Thirst by Scott Harrison was from the founder of charity: water and the book jacket notes that the nonprofit over the past eleven years has funded some 28,000 water projects via contributions from over a million donors.
The book notes how when Harrison four years-old, his mother was exposed to carbon monoxide poisoning from their house, impacting greatly her immune system for decades to follow. It was fascinating reading on how debilitating her illness was, how easily it would get triggered, and the lengths people would have to go to in order to spend time with her as she had to be kept away from toxins. Also compelling was reading on the effort Harrison's father put in to try to help his wife improve.
Harrison details how he in his early 20's worked as a New York City nightclub promoter, living a fairly wild lifestyle, and then reached a point of reconnecting with the religious faith his parents tried to instill in him and wanting to start anew. He landed a year-long volunteer gig as a photographer with Mercy Ships, an organization that that worked in Africa providing free health care, particularly in the area of dental work and surgeries on the eyes or to repair facial abnormalities like clefts or disfiguring palates. During Harrison's time there, he was exposed to the problem that is a lack to clean water, with people he met educating him about how many of the problems faced by people in Africa can be traced back to this shortage. After his time on the Mercy Ships boat ended, he returned to New York and starting hosting fundraisers for the organization and then started a new charity focused on clean water.

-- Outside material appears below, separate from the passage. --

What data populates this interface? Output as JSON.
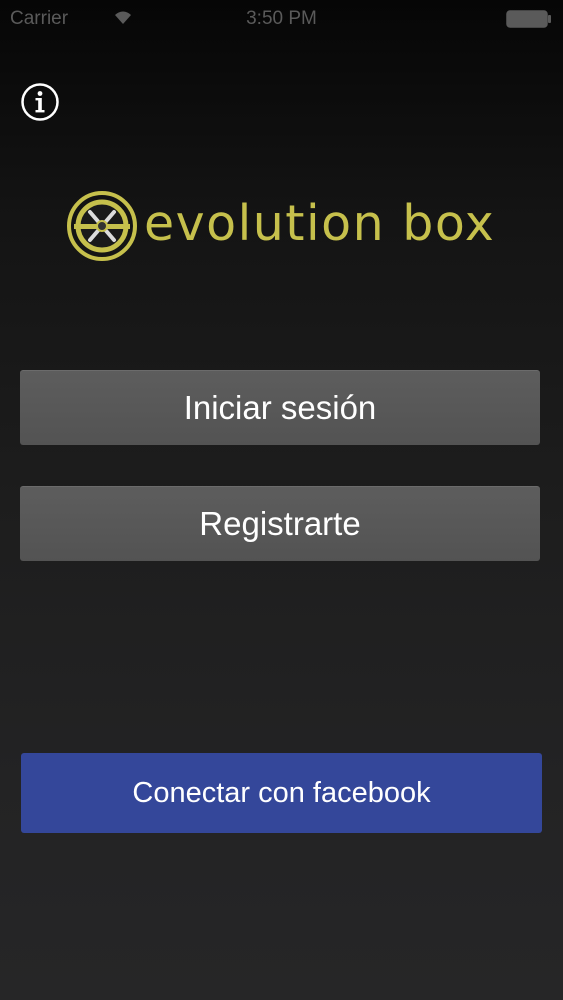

The portion of the book about charity: water covers things like the three pillars of the group... the 100% donation model, with organizational overhead paid by a fairly small group of donors known as The Well so that every dollar from other charitable contributions goes directly to water projects, how donations made are tied to specific projects and people told what they're giving to, and that the branding around donations is designed to inspire people rather than try to make them feel guilty. Also detailed is the story of Rachel Beckwith, someone who for her ninth birthday asked her friends to donate to clean water rather than getting her presents and shortly after died in a car accident. Her pastor in Seattle asked Harrison to reopen her giving campaign, with it first getting donations through the church congregation, and then complete strangers as the story went national, leading to the campaign raising in Rachel's name over $1.2M from some 31,000 donations.
It's a good and inspiring book and noted at the end, along with information about The Spring, charity: water's monthly giving program, is mention of using the code 'together' from the website to learn more.